Imagine the Ball Has Little Legs

Henry Cotton, who was well before my time, but was reputed to be no slouch as a player and a teacher, said, "Imagine the ball has little legs, and chop them off."  I believe he was the first teacher to teach the "impact" approach, having students hit a tire with one hand, then the other, and then both, learning to make a solid, square strike and building some golfing muscle in the process. (There are some good videos on YouTube showing Cotton's tire drill)

As someone who got lost in swing mechanics, I have found myself at the point where I can no longer even find my old swing.  However, I have found this idea from Henry Cotton very helpful in the recovery process.  Imagining those little legs under the ball and chopping them off works like a charm to give you the right strike.  

Harvey Penick taught his students the same thing when he told them to "clip the tee" under the ball.
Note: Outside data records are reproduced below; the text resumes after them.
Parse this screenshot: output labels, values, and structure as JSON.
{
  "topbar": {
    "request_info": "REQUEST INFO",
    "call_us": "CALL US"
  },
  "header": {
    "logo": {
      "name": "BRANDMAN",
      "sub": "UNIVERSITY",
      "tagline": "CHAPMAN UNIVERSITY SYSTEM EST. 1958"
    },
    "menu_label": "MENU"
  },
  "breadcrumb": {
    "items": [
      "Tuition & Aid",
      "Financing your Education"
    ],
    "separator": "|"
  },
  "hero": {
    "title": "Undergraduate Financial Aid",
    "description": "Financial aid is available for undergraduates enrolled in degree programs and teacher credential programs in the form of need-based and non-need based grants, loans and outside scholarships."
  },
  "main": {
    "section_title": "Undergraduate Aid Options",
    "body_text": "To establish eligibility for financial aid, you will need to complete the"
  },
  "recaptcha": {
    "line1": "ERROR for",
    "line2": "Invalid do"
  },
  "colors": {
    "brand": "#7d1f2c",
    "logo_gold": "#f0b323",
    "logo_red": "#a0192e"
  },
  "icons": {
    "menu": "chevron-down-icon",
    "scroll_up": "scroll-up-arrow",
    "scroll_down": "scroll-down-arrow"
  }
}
Harvey said he didn't know why, but clipping the tee caused the club face to be square.  It was like magic.  Harvey also loved to see a player who just brushed the ball off the turf, taking little or no divot.

Johnny Miller also likes to talk about the "brush, brush" drill, especially with chipping where you make sure you brush the grass under the ball.  This approach beats the hell out of beating down on the ball and taking divots big enough to bury small mammals in, as I am sometimes prone to do.  

Since I've fiddled with my swing to the point of almost total confusion and paralysis, I am back to trying just to cut those little legs out from under the ball.  It beats the hell out of worrying about my backswing.

If you're having trouble with your swing, or your ball striking, maybe chopping the legs out from under that pesky little ball might help you as well.